-------- Listed records

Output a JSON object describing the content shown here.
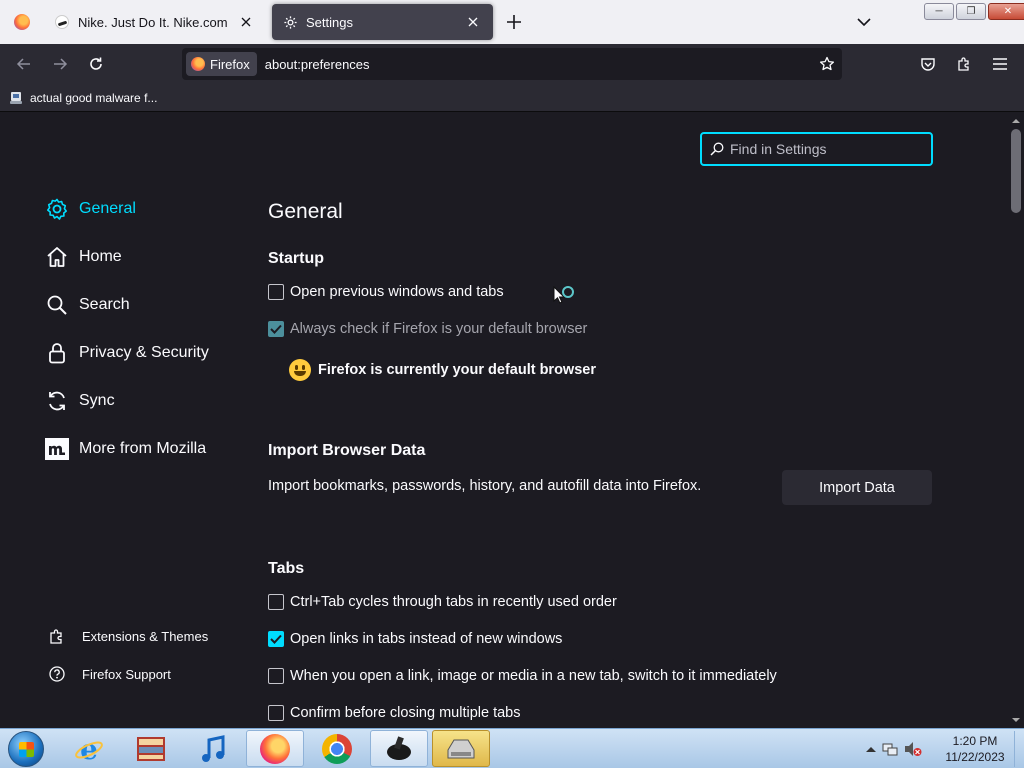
{
  "tabs": [
    {
      "title": "Nike. Just Do It. Nike.com",
      "icon": "nike-icon",
      "active": false
    },
    {
      "title": "Settings",
      "icon": "gear-icon",
      "active": true
    }
  ],
  "toolbar": {
    "identity_label": "Firefox",
    "url": "about:preferences"
  },
  "bookmarks": [
    {
      "label": "actual good malware f...",
      "icon": "bookmark-page-icon"
    }
  ],
  "search": {
    "placeholder": "Find in Settings"
  },
  "sidebar": {
    "categories": [
      {
        "label": "General",
        "icon": "gear-icon",
        "selected": true
      },
      {
        "label": "Home",
        "icon": "home-icon",
        "selected": false
      },
      {
        "label": "Search",
        "icon": "search-icon",
        "selected": false
      },
      {
        "label": "Privacy & Security",
        "icon": "lock-icon",
        "selected": false
      },
      {
        "label": "Sync",
        "icon": "sync-icon",
        "selected": false
      },
      {
        "label": "More from Mozilla",
        "icon": "mozilla-icon",
        "selected": false
      }
    ],
    "footer": [
      {
        "label": "Extensions & Themes",
        "icon": "puzzle-icon"
      },
      {
        "label": "Firefox Support",
        "icon": "help-icon"
      }
    ]
  },
  "main": {
    "title": "General",
    "startup": {
      "heading": "Startup",
      "open_previous": {
        "label": "Open previous windows and tabs",
        "checked": false
      },
      "check_default": {
        "label": "Always check if Firefox is your default browser",
        "checked": true
      },
      "default_note": "Firefox is currently your default browser"
    },
    "import": {
      "heading": "Import Browser Data",
      "description": "Import bookmarks, passwords, history, and autofill data into Firefox.",
      "button": "Import Data"
    },
    "tabs_section": {
      "heading": "Tabs",
      "options": [
        {
          "label": "Ctrl+Tab cycles through tabs in recently used order",
          "checked": false
        },
        {
          "label": "Open links in tabs instead of new windows",
          "checked": true
        },
        {
          "label": "When you open a link, image or media in a new tab, switch to it immediately",
          "checked": false
        },
        {
          "label": "Confirm before closing multiple tabs",
          "checked": false
        }
      ]
    }
  },
  "taskbar": {
    "time": "1:20 PM",
    "date": "11/22/2023",
    "apps": [
      "internet-explorer-icon",
      "media-center-icon",
      "itunes-icon",
      "firefox-icon",
      "chrome-icon",
      "app-icon",
      "hard-drive-icon"
    ]
  },
  "colors": {
    "accent": "#00ddff",
    "background": "#1c1b22",
    "toolbar": "#2b2a33"
  }
}
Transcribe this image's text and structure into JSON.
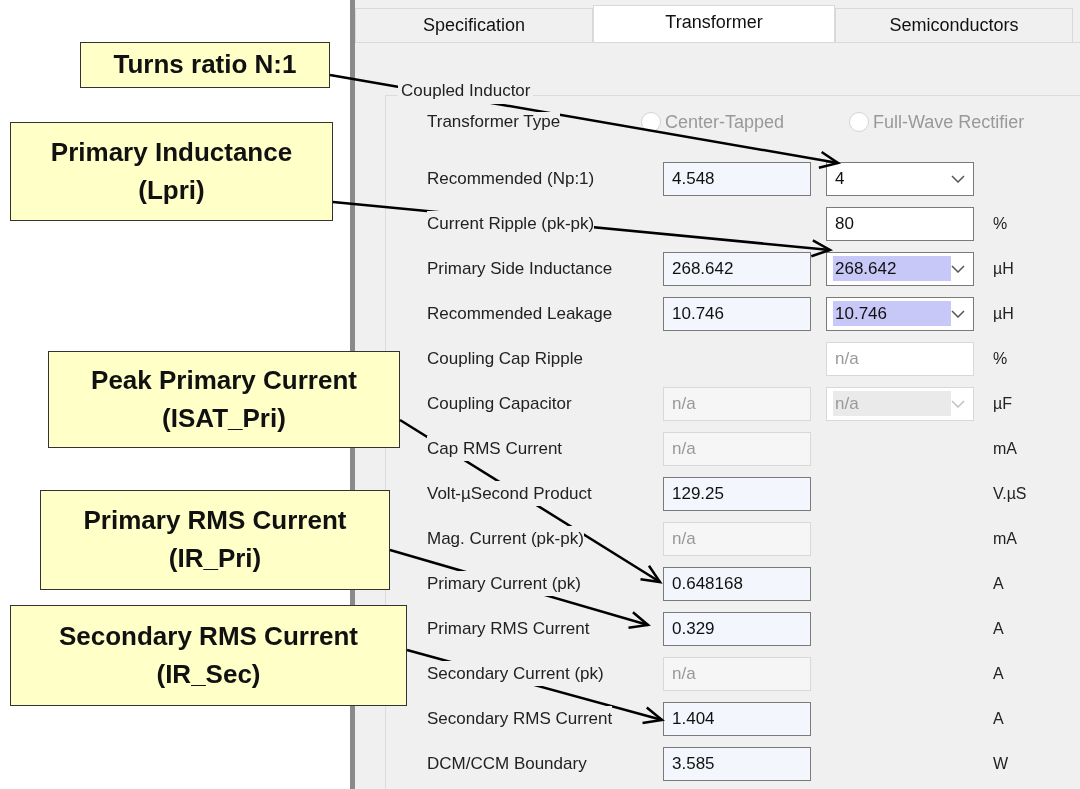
{
  "tabs": [
    {
      "label": "Specification",
      "selected": false
    },
    {
      "label": "Transformer",
      "selected": true
    },
    {
      "label": "Semiconductors",
      "selected": false
    }
  ],
  "group": {
    "title": "Coupled Inductor",
    "transformer_type": {
      "label": "Transformer Type",
      "options": [
        {
          "label": "Center-Tapped",
          "selected": false,
          "disabled": true
        },
        {
          "label": "Full-Wave Rectifier",
          "selected": false,
          "disabled": true
        }
      ]
    },
    "rows": [
      {
        "label": "Recommended (Np:1)",
        "field_1": {
          "value": "4.548",
          "disabled": false
        },
        "field_2": {
          "kind": "dropdown",
          "value": "4",
          "disabled": false,
          "highlighted": false
        }
      },
      {
        "label": "Current Ripple (pk-pk)",
        "field_2": {
          "kind": "text",
          "value": "80",
          "disabled": false
        },
        "unit": "%"
      },
      {
        "label": "Primary Side Inductance",
        "field_1": {
          "value": "268.642",
          "disabled": false
        },
        "field_2": {
          "kind": "dropdown",
          "value": "268.642",
          "disabled": false,
          "highlighted": true
        },
        "unit": "µH"
      },
      {
        "label": "Recommended Leakage",
        "field_1": {
          "value": "10.746",
          "disabled": false
        },
        "field_2": {
          "kind": "dropdown",
          "value": "10.746",
          "disabled": false,
          "highlighted": true
        },
        "unit": "µH"
      },
      {
        "label": "Coupling Cap Ripple",
        "field_2": {
          "kind": "text",
          "value": "n/a",
          "disabled": true
        },
        "unit": "%"
      },
      {
        "label": "Coupling Capacitor",
        "field_1": {
          "value": "n/a",
          "disabled": true
        },
        "field_2": {
          "kind": "dropdown",
          "value": "n/a",
          "disabled": true,
          "highlighted": false
        },
        "unit": "µF"
      },
      {
        "label": "Cap RMS Current",
        "field_1": {
          "value": "n/a",
          "disabled": true
        },
        "unit": "mA"
      },
      {
        "label": "Volt-µSecond Product",
        "field_1": {
          "value": "129.25",
          "disabled": false
        },
        "unit": "V.µS"
      },
      {
        "label": "Mag. Current (pk-pk)",
        "field_1": {
          "value": "n/a",
          "disabled": true
        },
        "unit": "mA"
      },
      {
        "label": "Primary Current (pk)",
        "field_1": {
          "value": "0.648168",
          "disabled": false
        },
        "unit": "A"
      },
      {
        "label": "Primary RMS Current",
        "field_1": {
          "value": "0.329",
          "disabled": false
        },
        "unit": "A"
      },
      {
        "label": "Secondary Current (pk)",
        "field_1": {
          "value": "n/a",
          "disabled": true
        },
        "unit": "A"
      },
      {
        "label": "Secondary RMS Current",
        "field_1": {
          "value": "1.404",
          "disabled": false
        },
        "unit": "A"
      },
      {
        "label": "DCM/CCM Boundary",
        "field_1": {
          "value": "3.585",
          "disabled": false
        },
        "unit": "W"
      }
    ]
  },
  "callouts": [
    {
      "lines": [
        "Turns ratio N:1"
      ]
    },
    {
      "lines": [
        "Primary Inductance",
        "(Lpri)"
      ]
    },
    {
      "lines": [
        "Peak Primary Current",
        "(ISAT_Pri)"
      ]
    },
    {
      "lines": [
        "Primary RMS Current",
        "(IR_Pri)"
      ]
    },
    {
      "lines": [
        "Secondary RMS Current",
        "(IR_Sec)"
      ]
    }
  ]
}
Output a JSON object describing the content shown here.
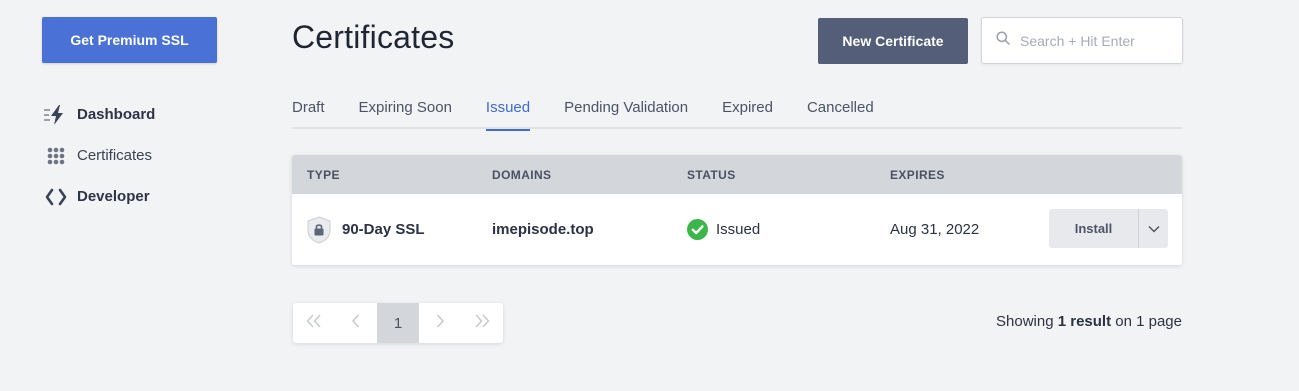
{
  "sidebar": {
    "premium_button": "Get Premium SSL",
    "items": [
      {
        "label": "Dashboard",
        "icon": "lightning-icon"
      },
      {
        "label": "Certificates",
        "icon": "grid-dots-icon"
      },
      {
        "label": "Developer",
        "icon": "code-brackets-icon"
      }
    ]
  },
  "header": {
    "title": "Certificates",
    "new_button": "New Certificate",
    "search_placeholder": "Search + Hit Enter"
  },
  "tabs": [
    {
      "label": "Draft",
      "active": false
    },
    {
      "label": "Expiring Soon",
      "active": false
    },
    {
      "label": "Issued",
      "active": true
    },
    {
      "label": "Pending Validation",
      "active": false
    },
    {
      "label": "Expired",
      "active": false
    },
    {
      "label": "Cancelled",
      "active": false
    }
  ],
  "table": {
    "columns": [
      "TYPE",
      "DOMAINS",
      "STATUS",
      "EXPIRES"
    ],
    "rows": [
      {
        "type": "90-Day SSL",
        "domain": "imepisode.top",
        "status": "Issued",
        "expires": "Aug 31, 2022",
        "action": "Install"
      }
    ]
  },
  "pagination": {
    "current_page": "1",
    "showing_prefix": "Showing ",
    "showing_count": "1 result",
    "showing_suffix": " on 1 page"
  },
  "colors": {
    "accent": "#3f6ad8",
    "premium_button": "#4a72d6",
    "new_button": "#545e78",
    "status_ok": "#3cb54a"
  }
}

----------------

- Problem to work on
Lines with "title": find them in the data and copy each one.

- Finished exercise
      "title": "Nike. Just Do It. Nike.com",
      "title": "Settings",
    "title": "General",
    "title": "Coupled Inductor",
    "title": "Certificates",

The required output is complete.